Exercise description.
The response should hold each line from the entries below where "this" is found.

Records from a data source:
************

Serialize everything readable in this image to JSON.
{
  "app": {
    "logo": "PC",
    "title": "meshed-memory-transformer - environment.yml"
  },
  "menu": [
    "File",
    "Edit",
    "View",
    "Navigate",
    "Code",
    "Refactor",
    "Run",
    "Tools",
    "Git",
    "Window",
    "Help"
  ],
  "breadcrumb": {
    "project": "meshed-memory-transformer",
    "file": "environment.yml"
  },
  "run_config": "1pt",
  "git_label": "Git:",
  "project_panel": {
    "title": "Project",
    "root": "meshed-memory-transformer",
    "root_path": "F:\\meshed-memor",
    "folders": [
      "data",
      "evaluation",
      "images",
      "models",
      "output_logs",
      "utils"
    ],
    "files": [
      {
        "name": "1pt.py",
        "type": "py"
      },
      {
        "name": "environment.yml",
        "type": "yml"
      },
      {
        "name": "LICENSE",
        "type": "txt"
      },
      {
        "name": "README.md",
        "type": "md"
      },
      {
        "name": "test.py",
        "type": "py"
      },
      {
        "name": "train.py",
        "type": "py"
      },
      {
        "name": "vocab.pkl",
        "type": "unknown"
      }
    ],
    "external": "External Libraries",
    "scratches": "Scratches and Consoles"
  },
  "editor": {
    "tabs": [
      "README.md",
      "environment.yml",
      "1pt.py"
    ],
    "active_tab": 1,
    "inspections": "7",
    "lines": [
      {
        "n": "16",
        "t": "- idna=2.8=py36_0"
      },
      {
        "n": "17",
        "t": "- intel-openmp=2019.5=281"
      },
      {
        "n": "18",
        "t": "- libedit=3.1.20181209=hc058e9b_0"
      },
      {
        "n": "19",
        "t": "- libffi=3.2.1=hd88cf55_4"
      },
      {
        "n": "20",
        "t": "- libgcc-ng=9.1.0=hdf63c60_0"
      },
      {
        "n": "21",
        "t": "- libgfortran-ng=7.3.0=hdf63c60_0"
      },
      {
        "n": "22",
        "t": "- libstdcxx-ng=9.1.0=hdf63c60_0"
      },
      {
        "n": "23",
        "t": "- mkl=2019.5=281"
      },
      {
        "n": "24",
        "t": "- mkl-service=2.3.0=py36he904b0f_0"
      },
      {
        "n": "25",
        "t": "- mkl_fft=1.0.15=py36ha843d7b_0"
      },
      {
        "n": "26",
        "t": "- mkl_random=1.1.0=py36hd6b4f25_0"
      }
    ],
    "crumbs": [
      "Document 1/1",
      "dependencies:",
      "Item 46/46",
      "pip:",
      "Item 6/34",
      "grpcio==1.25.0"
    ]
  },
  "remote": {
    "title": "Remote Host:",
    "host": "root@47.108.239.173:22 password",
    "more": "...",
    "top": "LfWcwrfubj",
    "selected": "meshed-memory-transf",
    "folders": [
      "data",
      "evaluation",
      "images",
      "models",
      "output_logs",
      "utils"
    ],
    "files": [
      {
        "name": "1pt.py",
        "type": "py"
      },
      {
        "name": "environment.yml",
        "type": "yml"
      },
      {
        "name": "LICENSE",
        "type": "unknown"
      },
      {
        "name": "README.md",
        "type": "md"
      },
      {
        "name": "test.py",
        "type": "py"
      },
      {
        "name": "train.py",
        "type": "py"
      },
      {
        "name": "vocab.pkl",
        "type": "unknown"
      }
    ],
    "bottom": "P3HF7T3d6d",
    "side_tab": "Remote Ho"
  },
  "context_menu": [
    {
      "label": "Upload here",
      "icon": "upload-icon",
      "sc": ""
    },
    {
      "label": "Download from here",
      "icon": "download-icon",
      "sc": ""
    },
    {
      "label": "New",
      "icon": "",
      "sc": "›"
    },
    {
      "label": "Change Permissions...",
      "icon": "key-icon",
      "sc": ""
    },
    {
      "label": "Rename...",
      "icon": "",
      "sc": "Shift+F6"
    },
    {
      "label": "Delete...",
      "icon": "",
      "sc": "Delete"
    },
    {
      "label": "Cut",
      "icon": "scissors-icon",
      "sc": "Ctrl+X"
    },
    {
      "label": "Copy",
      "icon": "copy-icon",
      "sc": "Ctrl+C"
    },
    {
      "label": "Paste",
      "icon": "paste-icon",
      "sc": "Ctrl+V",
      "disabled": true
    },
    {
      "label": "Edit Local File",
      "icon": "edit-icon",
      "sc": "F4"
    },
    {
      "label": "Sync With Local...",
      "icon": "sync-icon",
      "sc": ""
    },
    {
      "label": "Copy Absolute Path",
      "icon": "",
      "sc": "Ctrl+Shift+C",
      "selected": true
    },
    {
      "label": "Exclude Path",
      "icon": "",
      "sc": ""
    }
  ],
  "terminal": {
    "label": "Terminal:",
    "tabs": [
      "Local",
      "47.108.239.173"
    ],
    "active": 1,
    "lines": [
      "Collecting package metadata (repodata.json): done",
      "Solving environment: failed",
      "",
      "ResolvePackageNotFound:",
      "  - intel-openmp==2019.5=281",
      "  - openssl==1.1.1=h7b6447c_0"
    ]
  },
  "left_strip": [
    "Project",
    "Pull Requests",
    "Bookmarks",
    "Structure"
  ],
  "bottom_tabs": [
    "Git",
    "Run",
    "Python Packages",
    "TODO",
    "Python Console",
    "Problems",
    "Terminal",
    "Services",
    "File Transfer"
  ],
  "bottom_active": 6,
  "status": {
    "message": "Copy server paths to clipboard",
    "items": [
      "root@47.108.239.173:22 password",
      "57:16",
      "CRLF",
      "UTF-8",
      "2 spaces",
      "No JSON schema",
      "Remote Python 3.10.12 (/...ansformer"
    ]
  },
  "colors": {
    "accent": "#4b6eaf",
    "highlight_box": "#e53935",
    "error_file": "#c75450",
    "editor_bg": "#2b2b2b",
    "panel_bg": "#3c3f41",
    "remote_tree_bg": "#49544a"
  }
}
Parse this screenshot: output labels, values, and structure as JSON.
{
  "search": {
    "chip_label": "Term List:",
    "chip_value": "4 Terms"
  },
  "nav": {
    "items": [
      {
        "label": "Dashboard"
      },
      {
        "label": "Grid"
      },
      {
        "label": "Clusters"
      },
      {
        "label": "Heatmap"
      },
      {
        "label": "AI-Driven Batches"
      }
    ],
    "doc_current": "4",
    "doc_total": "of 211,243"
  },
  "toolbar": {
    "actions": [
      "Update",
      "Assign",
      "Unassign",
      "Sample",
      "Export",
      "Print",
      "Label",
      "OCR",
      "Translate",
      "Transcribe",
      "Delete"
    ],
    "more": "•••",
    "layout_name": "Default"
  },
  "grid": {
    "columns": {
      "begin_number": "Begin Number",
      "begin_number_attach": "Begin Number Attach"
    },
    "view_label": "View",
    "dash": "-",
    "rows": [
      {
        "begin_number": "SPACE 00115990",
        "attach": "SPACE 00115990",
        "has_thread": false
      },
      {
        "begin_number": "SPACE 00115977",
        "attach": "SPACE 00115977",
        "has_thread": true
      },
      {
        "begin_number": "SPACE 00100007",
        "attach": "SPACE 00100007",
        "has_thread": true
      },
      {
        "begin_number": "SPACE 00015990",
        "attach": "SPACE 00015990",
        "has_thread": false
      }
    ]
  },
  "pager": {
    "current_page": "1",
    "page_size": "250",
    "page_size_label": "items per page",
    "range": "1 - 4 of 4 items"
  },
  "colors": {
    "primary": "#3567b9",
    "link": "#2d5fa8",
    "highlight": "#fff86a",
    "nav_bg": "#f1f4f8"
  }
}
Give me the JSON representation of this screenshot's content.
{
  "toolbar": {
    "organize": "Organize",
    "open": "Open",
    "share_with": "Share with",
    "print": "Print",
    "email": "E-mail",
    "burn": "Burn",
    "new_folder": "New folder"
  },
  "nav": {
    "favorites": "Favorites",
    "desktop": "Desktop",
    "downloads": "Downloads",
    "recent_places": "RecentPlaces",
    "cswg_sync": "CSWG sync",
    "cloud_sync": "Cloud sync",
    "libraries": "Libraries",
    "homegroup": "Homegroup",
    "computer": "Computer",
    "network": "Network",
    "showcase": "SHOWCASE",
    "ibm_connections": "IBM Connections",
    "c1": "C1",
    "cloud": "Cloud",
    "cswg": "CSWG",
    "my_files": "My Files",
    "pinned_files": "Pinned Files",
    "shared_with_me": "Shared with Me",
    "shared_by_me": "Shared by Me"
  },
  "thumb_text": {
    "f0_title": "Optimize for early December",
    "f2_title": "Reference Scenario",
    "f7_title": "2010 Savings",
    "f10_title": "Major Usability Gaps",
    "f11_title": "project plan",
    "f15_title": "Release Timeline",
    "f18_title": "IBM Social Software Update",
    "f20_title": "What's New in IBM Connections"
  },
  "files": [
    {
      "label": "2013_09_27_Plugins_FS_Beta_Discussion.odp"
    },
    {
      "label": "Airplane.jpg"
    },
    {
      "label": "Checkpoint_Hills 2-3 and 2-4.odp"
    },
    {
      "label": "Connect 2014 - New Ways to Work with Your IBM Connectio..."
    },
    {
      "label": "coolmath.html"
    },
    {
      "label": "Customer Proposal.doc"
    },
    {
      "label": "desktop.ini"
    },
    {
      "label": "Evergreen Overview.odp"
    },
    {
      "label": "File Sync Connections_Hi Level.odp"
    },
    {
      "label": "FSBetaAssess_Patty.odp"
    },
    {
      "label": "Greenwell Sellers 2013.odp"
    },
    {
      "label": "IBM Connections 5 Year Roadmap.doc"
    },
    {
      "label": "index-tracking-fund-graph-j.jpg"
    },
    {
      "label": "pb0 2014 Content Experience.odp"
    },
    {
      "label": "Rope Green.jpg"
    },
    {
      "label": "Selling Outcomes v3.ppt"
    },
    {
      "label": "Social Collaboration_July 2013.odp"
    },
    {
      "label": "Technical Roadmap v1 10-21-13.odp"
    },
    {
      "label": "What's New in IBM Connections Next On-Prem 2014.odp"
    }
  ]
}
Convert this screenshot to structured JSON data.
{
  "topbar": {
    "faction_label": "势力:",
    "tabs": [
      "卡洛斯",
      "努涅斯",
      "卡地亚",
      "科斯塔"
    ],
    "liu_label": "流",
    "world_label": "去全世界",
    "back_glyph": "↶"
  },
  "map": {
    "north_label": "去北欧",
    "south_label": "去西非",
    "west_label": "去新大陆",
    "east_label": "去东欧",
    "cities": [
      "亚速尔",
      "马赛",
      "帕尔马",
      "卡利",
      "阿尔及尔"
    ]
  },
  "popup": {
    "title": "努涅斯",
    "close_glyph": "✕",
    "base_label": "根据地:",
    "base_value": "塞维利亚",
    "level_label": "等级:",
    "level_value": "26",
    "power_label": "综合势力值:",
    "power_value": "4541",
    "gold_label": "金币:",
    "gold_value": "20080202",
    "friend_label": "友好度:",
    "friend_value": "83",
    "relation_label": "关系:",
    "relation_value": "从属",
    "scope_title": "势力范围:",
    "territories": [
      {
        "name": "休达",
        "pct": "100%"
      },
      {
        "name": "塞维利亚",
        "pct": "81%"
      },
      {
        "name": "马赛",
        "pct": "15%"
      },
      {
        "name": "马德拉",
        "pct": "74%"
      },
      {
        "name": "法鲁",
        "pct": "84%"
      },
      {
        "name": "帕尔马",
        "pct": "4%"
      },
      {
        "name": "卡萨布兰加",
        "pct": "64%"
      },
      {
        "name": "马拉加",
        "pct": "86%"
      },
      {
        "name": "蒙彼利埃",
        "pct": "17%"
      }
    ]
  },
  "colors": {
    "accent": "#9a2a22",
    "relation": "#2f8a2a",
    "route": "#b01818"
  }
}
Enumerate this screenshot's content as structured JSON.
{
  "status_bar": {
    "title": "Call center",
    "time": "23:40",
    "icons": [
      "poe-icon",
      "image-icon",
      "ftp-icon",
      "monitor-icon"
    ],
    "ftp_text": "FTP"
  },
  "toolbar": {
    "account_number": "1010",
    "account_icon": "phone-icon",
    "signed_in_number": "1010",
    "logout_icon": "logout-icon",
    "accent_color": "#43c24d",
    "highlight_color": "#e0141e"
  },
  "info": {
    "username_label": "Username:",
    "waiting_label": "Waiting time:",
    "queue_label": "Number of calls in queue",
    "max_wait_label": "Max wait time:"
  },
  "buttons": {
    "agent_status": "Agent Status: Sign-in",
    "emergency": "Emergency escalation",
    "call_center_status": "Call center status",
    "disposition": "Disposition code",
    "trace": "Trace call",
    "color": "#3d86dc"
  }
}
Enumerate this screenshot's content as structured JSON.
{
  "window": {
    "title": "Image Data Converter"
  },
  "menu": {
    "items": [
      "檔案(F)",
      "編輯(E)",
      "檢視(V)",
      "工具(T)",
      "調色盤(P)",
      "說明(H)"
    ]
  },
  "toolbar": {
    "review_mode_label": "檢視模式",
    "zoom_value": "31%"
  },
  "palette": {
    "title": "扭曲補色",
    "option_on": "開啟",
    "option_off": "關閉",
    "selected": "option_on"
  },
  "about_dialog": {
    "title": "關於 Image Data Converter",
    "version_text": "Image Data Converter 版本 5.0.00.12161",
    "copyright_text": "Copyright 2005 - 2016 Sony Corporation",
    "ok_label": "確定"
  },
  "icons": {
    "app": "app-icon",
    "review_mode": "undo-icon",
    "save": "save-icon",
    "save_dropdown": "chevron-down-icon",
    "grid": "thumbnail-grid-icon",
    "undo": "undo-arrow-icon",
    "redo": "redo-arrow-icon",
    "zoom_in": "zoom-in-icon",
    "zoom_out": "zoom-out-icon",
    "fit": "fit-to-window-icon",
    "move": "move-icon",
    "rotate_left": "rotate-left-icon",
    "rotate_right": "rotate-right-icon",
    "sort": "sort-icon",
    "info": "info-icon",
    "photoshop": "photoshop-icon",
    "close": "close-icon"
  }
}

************

Solved problem.
Serialize everything readable in this image to JSON.
Parse this screenshot: output labels, values, and structure as JSON.
Give me the JSON representation of this screenshot's content.
Convert this screenshot to structured JSON data.
Enumerate this screenshot's content as structured JSON.
Enumerate this screenshot's content as structured JSON.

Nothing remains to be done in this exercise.